⟨
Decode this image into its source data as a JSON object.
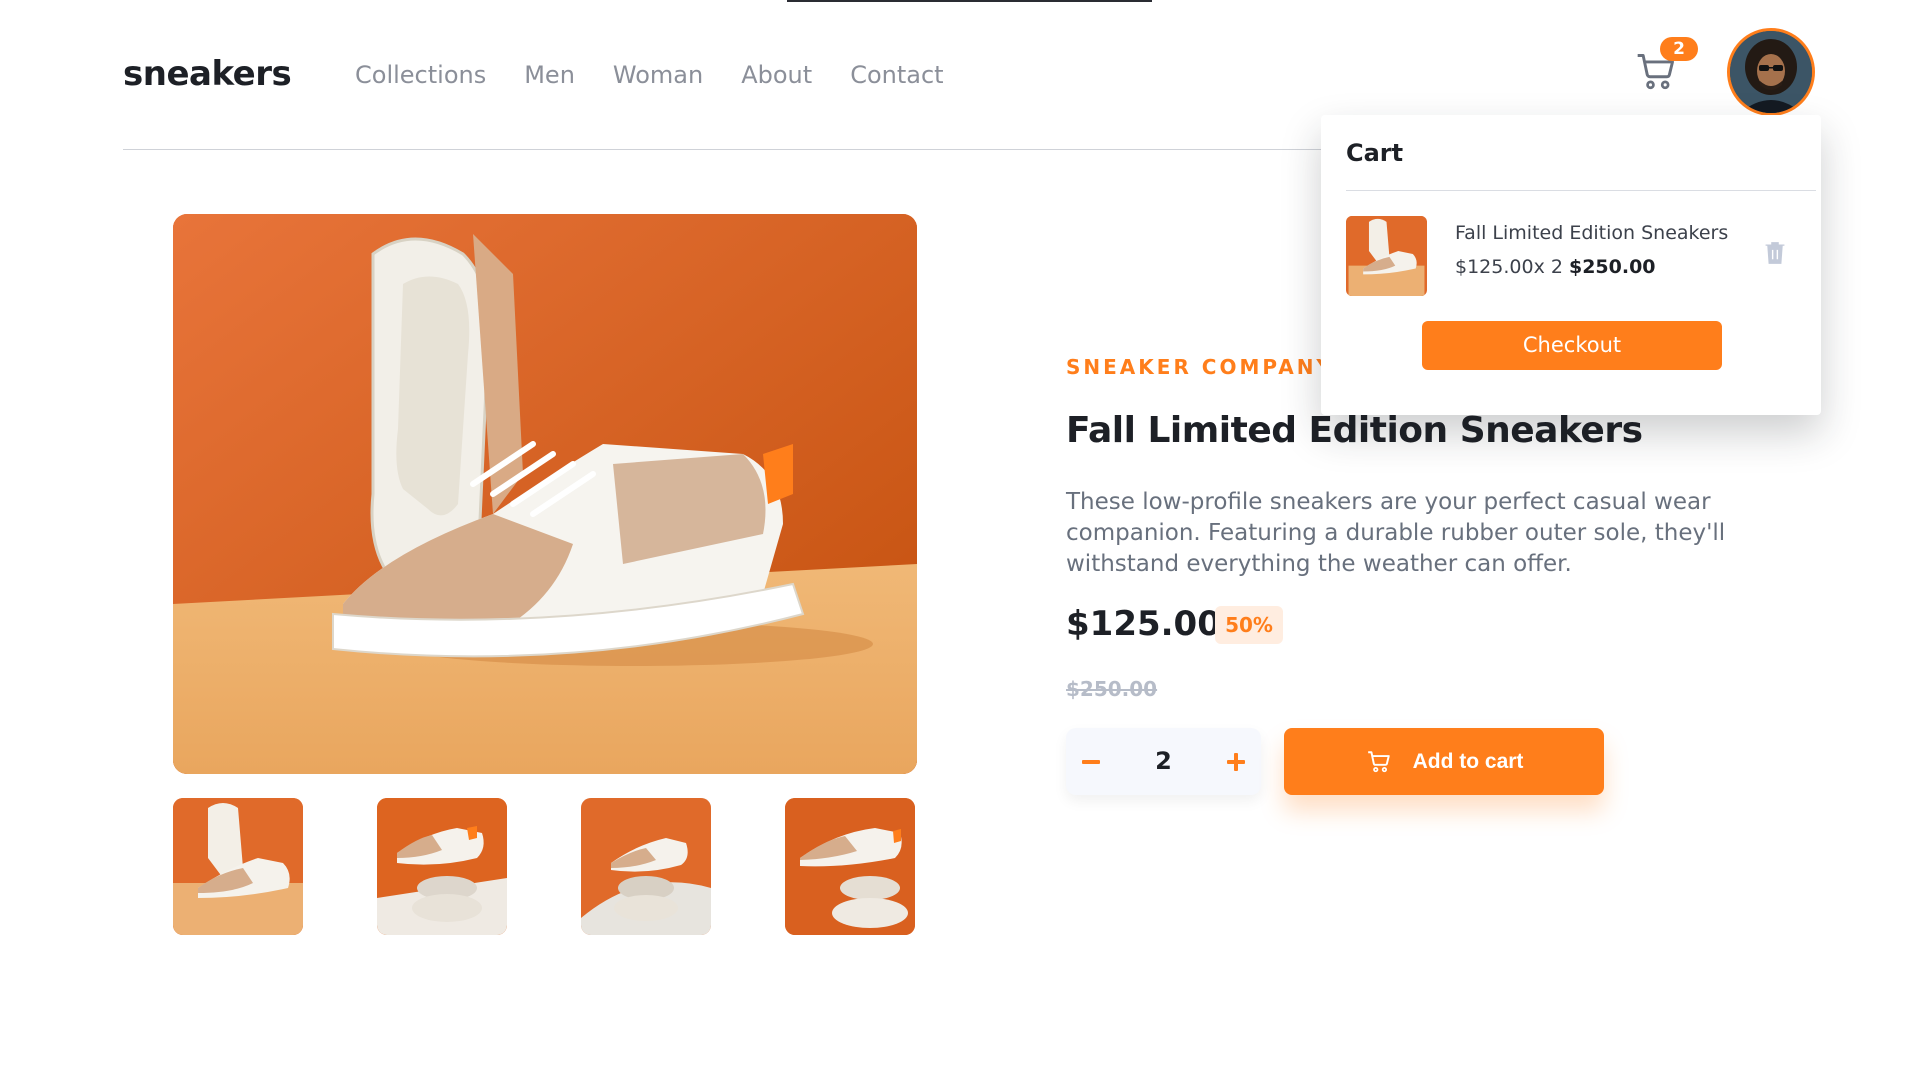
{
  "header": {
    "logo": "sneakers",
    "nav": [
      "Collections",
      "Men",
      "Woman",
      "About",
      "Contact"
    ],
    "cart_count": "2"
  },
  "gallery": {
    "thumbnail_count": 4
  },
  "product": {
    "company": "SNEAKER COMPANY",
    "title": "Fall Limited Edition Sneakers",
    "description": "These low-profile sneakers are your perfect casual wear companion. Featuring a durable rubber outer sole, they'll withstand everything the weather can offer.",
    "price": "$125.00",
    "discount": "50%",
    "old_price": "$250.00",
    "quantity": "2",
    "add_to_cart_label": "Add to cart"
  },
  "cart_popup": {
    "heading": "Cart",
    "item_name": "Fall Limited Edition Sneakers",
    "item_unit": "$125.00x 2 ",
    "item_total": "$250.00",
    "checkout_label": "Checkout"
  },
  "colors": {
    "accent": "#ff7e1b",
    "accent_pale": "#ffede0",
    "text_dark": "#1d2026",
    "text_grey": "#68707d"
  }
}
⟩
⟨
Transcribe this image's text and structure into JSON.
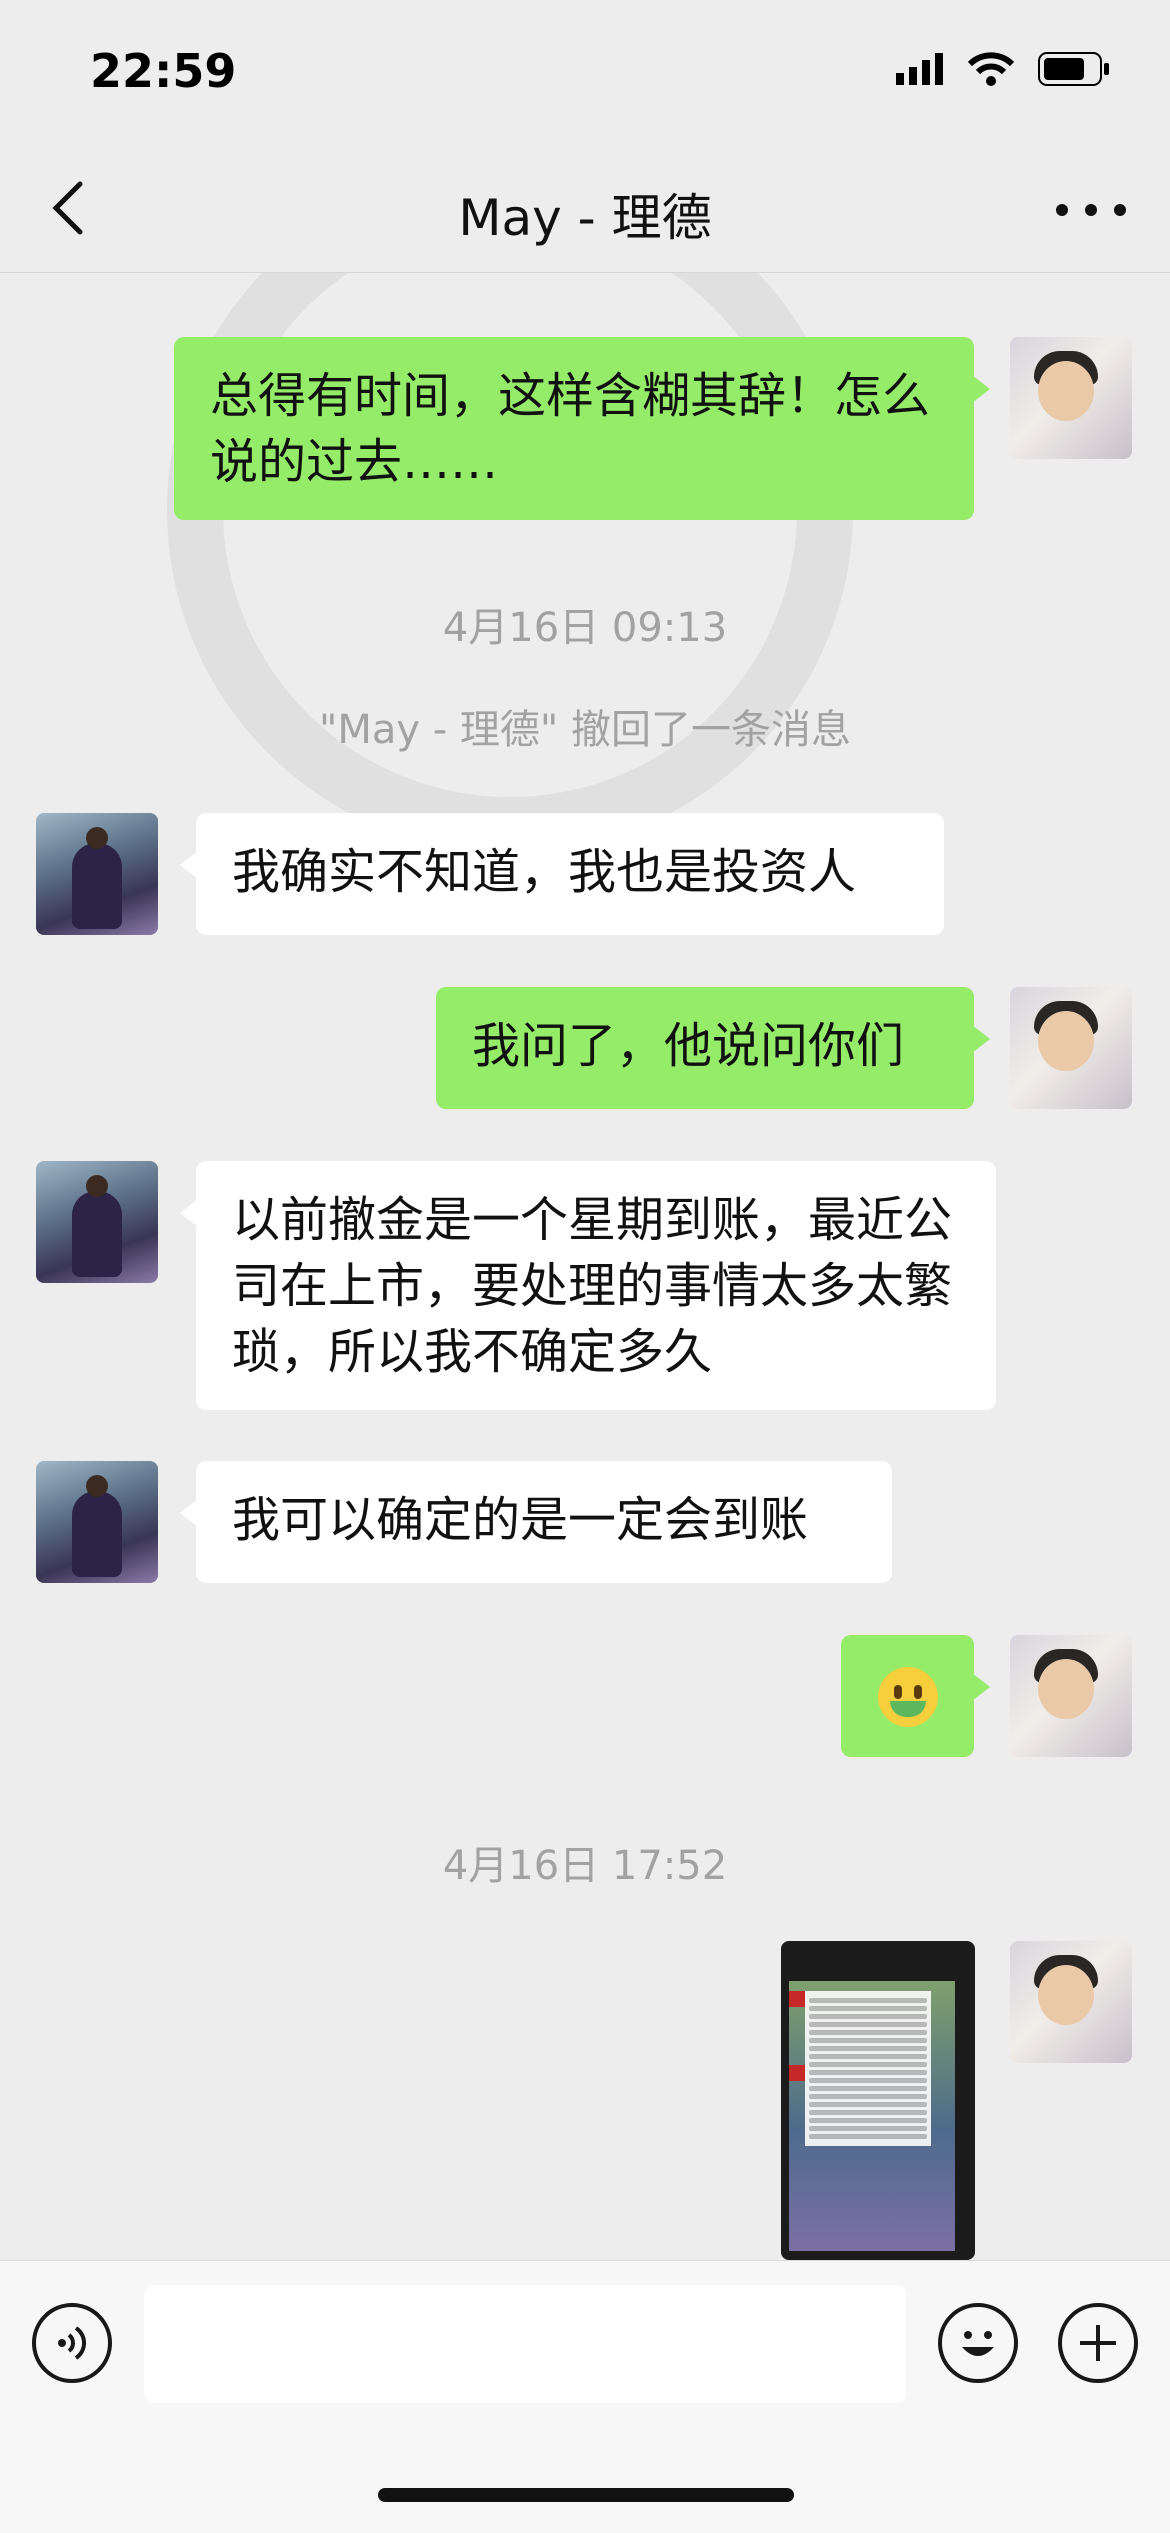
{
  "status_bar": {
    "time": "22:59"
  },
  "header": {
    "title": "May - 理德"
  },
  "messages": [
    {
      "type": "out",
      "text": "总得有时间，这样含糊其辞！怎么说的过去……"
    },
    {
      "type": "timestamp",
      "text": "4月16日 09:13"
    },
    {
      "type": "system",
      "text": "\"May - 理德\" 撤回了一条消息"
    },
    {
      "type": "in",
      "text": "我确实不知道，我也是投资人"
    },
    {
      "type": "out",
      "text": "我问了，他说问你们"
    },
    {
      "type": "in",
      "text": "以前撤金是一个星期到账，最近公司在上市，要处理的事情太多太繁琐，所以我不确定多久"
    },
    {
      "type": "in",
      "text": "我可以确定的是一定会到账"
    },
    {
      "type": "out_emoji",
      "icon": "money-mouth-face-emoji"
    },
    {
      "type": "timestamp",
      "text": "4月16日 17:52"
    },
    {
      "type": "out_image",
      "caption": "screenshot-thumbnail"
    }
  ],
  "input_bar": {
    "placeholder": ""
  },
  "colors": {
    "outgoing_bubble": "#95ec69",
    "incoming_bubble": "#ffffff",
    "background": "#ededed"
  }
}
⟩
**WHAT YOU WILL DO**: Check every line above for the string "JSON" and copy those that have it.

**TASK SOLUTION**:
Decode this image into its source data as a JSON object.
Transcribe this image's text and structure into JSON.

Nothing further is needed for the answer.